The idea, according to the committee, is that many of these people may not know that they are drinking dangerously and that if their doctor were to ask them about their drinking habits, and then have a quiet word if they were drinking too much, then they would be nudged back onto the path of righteousness and the NHS would save millions into the bargain, as it would reduce the number of people ending up in hospital with alcohol-related conditions.

SOUND OF NEEDLE BEING DRAGGED ACROSS RECORD…..

Hang on a minute! Can they really be serious?

Firstly, who are this mysterious group of drinkers who guzzle back a bottle of wine or two a night and yet don’t have at least a tiny inkling that this might not be terribly good for them? And if they really are that much in denial, how would they react to being challenged about it by their doctor, especially if they only went to see him in the first place to ask for some pile cream?

Although your average GP might be willing to ask a question or two about your drinking if you turned up reeking of booze with a nose like Rudolph, they are far less likely to challenge what appears on the surface to be a fine upstanding member of the community with such a preposterous question – it just wouldn’t be British!

And how many people, knowing that they probably drink too much for their own good would openly admit this to their doctor? Not to suggest that they tell a lie of course, but they are more likely to answer a specific question with a general answer.

 “So, Mrs Jones, how much alcohol would you say you drank on a weekly basis?”

“Oh, you know, I sometimes have a glass of wine or two over dinner (I’m very sophisticated) or maybe the odd G&T at the weekend, but never anything excessive (I’m very responsible)”.

And the doctor, who probably has no idea how many units of alcohol this actually constitutes, moves on, relieved that he doesn’t have to proceed any further into these uncomfortable and uncharted waters.

Commenting on these proposals, Eric Appleby of the charity Alcohol Concern said: ‘Early intervention is an effective way of preventing people developing risky drinking patterns, and it promises great savings to the Health Service. It is essential that the resources are made available to roll out this approach across the country, which will include professional training and an appropriate screening procedure to identify those who may need support.’

Entirely laudable one may think; screen out all those poor souls who need help, even those who may not even know they have a problem.
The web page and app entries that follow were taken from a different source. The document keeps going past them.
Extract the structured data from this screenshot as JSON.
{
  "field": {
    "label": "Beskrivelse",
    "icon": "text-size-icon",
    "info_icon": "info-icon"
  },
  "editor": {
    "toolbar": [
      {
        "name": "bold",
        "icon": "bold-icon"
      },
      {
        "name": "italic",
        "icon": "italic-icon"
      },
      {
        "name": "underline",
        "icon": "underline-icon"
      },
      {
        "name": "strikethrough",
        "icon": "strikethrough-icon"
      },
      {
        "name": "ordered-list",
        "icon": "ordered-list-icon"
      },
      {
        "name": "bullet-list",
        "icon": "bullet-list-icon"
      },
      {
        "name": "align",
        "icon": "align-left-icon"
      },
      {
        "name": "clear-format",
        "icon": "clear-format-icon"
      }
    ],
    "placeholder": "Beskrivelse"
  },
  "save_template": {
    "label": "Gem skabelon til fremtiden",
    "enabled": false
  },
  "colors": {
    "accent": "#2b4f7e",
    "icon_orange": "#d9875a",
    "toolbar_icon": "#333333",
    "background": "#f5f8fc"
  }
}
But the big question is, “Then what?”

By putting additional resources in at the front end of the problem, aren’t the Government and its long-awaited Alcohol Strategy, putting the cart before the horse? Rather than further clogging up the bottle neck that has been caused by woefully inadequate Alcohol and Drug support services in the NHS, shouldn’t they be pumping our cash into the back end of the system, to help those most in need, who genuinely do have a problem?

Supporters of the new proposals include the think tank 2020 Health which has called for greater use of so-called ‘brief interventions’, which they say have been shown to reduce risky drinking, with an average reduction of five units per week.
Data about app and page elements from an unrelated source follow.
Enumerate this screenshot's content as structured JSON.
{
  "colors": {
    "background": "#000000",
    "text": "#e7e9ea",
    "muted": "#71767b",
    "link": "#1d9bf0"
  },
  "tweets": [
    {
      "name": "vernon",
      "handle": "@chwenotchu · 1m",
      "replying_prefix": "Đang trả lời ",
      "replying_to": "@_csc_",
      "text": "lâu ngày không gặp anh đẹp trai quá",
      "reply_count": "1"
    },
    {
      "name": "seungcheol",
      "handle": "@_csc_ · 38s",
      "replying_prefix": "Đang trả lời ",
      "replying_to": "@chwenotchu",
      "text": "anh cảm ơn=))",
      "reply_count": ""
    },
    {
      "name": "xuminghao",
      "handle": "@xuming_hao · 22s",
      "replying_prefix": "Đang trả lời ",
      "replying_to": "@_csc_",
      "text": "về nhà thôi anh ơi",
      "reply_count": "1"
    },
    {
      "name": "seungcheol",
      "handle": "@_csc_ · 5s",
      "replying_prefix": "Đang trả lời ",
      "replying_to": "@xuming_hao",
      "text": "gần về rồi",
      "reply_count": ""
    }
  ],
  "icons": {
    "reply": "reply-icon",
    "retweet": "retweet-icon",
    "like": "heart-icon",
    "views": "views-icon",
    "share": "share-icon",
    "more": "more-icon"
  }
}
5 units a week!??! – well whoopee do! For someone with an alcohol problem that’s probably one swig less a week!

Meanwhile there are the chronic but functioning alcoholics who readily admit they have a problem which they desperately want to overcome. They actively seek help and openly admit their drinking behaviour to their doctor, but simply get parked on a lengthy waiting list for a service which even if they do eventually get to experience, is so poorly funded it is unlikely to be able to offer them any real help.

Why then, instead of the obsessive nannying of the masses, and tinkering at the extremes of the problem, doesn’t the Government finally put the funding at the heart of the issue; to provide real and meaningful help to solve the problems of those who are most in need? Could it be because they don’t actually have an answer to the problem?

The next time you visit your doctor don’t be too concerned if he asks you about your drinking habits, because in all honesty he probably doesn’t really want to know the answer!

Permanent link to this article: http://kick-the-drink.co.uk/archives/1697

Leave a Reply

Your email address will not be published. Required fields are marked *

You may use these HTML tags and attributes: <a href="" title=""> <abbr title=""> <acronym title=""> <b> <blockquote cite=""> <cite> <code> <del datetime=""> <em> <i> <q cite=""> <s> <strike> <strong>

Wordpress SEO Plugin by SEOPressor